Carried interest and other forms of profit sharing have been used as an incentive for employees for quite some time. The concept of carried interest valuation can be traced all the way back to medieval times and the profit split between ship captains and their cargo. Carried interests are common in many different fields and markets, as noted by the American Investment Council. They occur when one party invests money and another party spends time or "sweat equity."

Private equity and venture capital firms in the United States have relied on carried interest for decades. The majority of the funding for a private equity or venture capital firm comes from unaffiliated investors, sometimes known as limited partners. The fund's sponsor, or general partner, invests just a little amount of money but shares in the fund's returns in exchange.

So why is Carried Interest Important?

Valuation of Carried Interests may result in substantial payouts to a holder during the life of an investment fund if the fund is profitable. It's no wonder that private equity and VC professionals in the US have been favoring this asset in their gift and estate plans. Valuing carried interests is done for more than just income tax purposes, although it is required when transferring a carried interest as part of gift or estate planning under the U.S. Internal Revenue Code.
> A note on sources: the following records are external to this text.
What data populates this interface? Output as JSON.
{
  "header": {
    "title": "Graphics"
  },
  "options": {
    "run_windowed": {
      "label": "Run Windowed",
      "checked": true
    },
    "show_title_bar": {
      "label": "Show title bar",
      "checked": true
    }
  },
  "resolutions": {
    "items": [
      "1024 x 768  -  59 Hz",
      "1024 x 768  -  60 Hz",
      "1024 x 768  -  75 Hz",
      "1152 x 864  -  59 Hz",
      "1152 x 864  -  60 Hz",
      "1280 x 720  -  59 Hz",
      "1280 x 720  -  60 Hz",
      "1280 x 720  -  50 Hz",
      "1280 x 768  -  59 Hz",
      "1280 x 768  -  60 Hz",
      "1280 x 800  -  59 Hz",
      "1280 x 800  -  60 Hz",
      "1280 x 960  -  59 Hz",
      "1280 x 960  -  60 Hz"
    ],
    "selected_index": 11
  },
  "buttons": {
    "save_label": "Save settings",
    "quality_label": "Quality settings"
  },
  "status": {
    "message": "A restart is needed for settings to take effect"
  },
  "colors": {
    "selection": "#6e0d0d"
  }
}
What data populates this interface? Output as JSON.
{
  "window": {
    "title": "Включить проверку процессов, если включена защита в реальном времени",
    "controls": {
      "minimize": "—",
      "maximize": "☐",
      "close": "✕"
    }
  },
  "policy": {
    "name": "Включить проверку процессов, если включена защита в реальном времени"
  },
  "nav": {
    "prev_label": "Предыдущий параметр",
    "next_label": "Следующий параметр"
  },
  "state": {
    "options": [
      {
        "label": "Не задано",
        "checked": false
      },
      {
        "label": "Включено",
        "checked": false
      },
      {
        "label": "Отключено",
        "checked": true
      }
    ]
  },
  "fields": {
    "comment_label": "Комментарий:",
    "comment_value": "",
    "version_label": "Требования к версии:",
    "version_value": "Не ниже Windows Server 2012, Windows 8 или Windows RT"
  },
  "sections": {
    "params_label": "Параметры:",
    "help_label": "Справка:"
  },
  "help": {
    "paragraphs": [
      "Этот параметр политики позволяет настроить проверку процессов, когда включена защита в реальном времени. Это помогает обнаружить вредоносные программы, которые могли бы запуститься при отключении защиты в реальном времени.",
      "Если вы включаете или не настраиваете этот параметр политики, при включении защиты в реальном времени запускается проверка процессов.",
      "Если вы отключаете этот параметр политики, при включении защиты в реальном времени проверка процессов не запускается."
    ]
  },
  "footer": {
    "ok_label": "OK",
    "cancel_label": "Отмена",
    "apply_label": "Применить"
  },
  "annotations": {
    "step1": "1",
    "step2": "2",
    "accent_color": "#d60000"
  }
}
Litigation (including marriage and employment conflicts), transactions, and financial reporting sometimes include questions about the value of carried interests.

Summing Up

In the realms of private equity and venture capital, profit sharing in the form of carried interest is a common practice. In these industries, carried interest is an element of an investment fund's net income from the sale of portfolio investment. The allocation waterfall determines how much of this part is carried out. Because of the potential for the holder of a carried interest to receive significant cash distributions throughout the course of an investment fund's lifespan, the value of a carried interest is a subject that often comes up in the context of tax law, litigation, and other contexts.

Also, Alternative Asset Valuation is a tool that should not be overlooked.